Once we understand the purpose of creation apologetics, then the next component falls into place pretty easily. Why should we be concerned with defense and not attack? Because we cannot change hearts, but God can. Recall how important perspective is. We may not be able to change the perspective of evolutionists and lead them to the light, but God is more than capable of doing that. After all, according to Romans 9:15-16,

For he [God] says to Moses, “I will have mercy on whom I have mercy, and I will have compassion on whom I have compassion. So then it depends not on human will or exertion, but on God, who has mercy.

No amount of exertion or perfection of argument on our part will convince an evolutionist that creationism is correct. But God, who is the Creator, can put a new heart and a new mind in someone. Yes, He may use the arguments that we made, he may use those wonderful evidences that were so eloquently articulated (or inarticulately bungled: God is not limited by our inadequacies), but the actual creation of a new heart and mind comes from the Creator. We are thus reduced to throwing seeds. We provide defense, we give evidence, but God provides the increase.

Let us start the argument over, but have the creationist take a different approach. For one, he is less interested in hurtling facts at the evolutionist, and more about explaining what a creationist believes and why.
The immediate result is much less satisfying for the creationist. The evolutionist rejects everything he says as “religious nonsense” and leaves the debate thinking the creationist is stupid. However, a seed has been planted.
Later, when the evolutionist is minding his own business…
God works on his mind and heart.
Now the evolutionist begins to see things from the creationist’s perspective.

I do want to emphasize: I am in no way suggesting that we discard good evidences for creation. Dinosaur proteins and irreducible complexity have their place. They can just as easily show up as a defense for creationism as they can as an attack on evolutionism. Rather than using them as things that “evolutionists can’t explain,” they are instead treated as observations that are consistent with the Genesis account.

What I am suggesting are three things.

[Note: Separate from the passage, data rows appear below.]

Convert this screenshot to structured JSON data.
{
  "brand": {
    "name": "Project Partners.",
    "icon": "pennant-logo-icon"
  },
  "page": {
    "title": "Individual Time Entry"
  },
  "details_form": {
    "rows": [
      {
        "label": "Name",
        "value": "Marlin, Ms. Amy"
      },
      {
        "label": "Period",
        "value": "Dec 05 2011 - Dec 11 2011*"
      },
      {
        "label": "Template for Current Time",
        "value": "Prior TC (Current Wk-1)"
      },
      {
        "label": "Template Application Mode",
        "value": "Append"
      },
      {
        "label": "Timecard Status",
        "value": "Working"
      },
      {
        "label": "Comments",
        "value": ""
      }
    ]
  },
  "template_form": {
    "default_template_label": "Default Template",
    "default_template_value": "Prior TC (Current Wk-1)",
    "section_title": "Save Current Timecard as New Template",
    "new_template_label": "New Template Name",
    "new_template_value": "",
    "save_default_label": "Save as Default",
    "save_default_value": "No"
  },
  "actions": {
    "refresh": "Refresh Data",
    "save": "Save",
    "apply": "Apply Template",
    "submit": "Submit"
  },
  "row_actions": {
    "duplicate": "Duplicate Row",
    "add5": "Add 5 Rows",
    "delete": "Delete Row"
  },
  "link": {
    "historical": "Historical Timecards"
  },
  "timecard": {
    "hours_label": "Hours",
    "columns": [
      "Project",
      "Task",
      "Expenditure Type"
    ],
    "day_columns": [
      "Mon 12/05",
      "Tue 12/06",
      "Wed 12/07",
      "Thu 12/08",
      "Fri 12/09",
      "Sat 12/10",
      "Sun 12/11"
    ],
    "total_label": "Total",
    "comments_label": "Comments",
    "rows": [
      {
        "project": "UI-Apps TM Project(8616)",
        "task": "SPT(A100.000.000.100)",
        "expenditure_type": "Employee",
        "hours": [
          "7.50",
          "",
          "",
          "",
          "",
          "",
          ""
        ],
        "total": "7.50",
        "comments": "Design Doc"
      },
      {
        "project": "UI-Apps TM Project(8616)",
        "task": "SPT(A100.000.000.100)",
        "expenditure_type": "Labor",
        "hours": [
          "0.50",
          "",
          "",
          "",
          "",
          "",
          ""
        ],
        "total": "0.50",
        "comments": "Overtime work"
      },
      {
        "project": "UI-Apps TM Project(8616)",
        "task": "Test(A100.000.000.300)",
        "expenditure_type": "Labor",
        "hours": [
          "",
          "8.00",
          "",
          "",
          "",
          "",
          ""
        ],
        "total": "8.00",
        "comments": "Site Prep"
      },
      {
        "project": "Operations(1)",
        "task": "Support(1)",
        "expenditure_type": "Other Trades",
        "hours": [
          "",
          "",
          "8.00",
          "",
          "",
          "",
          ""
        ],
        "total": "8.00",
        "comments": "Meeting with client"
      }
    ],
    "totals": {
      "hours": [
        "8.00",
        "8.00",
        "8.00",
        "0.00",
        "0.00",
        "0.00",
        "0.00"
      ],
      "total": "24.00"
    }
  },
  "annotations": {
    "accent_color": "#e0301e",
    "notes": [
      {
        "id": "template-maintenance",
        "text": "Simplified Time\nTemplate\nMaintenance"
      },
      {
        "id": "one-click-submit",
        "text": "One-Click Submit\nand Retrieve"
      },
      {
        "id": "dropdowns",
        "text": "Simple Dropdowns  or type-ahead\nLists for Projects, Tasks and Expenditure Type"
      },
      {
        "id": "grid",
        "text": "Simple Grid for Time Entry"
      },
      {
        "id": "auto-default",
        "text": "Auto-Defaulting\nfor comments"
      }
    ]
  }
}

  • First, that our focus not be put on crafting “the best” possible argument. Don’t fret about how “good” your argument or understanding is because a successful witness does not depend on perfect articulation of the facts.
  • Second, perhaps we can change our approach to evolutionists. Rather than building up a wall to block evolutionary thought, provide a rapport. After all, not all ideas coming from evolutionists are bad. Take the good and factual things that the evolutionists believe and reinterpret it in light of what the Bible actually says. Such an approach seems less offensive and can open up avenues to help explain how the world works in light of Genesis.
  • Finally, evolutionists are not enemies, they are lost souls. Yes, in a sense, they are the enemy: they actively promote a godless way of thinking. However, they are no more diabolical and evil than any other sinner out there. They are simply living their lives as they see fit, and since they do not acknowledge God, they do not factor Him into their lives. Such an existence is not unique: we were exactly the same until God saved us. We do not possess any special knowledge, apart from God’s revelation, so we have no cause to brag about our intellect or knowledge.

I am reminded of Jesus’s encounter with the rich young ruler as it is described in Luke 18:18-30. The man let his riches hinder his desire to follow Christ. Seeing his reaction, Jesus comments how it is easier for a camel to pass through the eye of a needle than for a rich man to enter the kingdom of God. Jesus’s disciples wondered who then could be saved. Jesus answered in verse 27 that “What is impossible with man is possible with God.” Strangely, this is a comfort to me. No matter how well or poorly I make a witness for Christ, if it is God who saves, and not my effort, then my duty is simply to make that effort, not to perfect it. God then does the rest.

Thoughts from Steven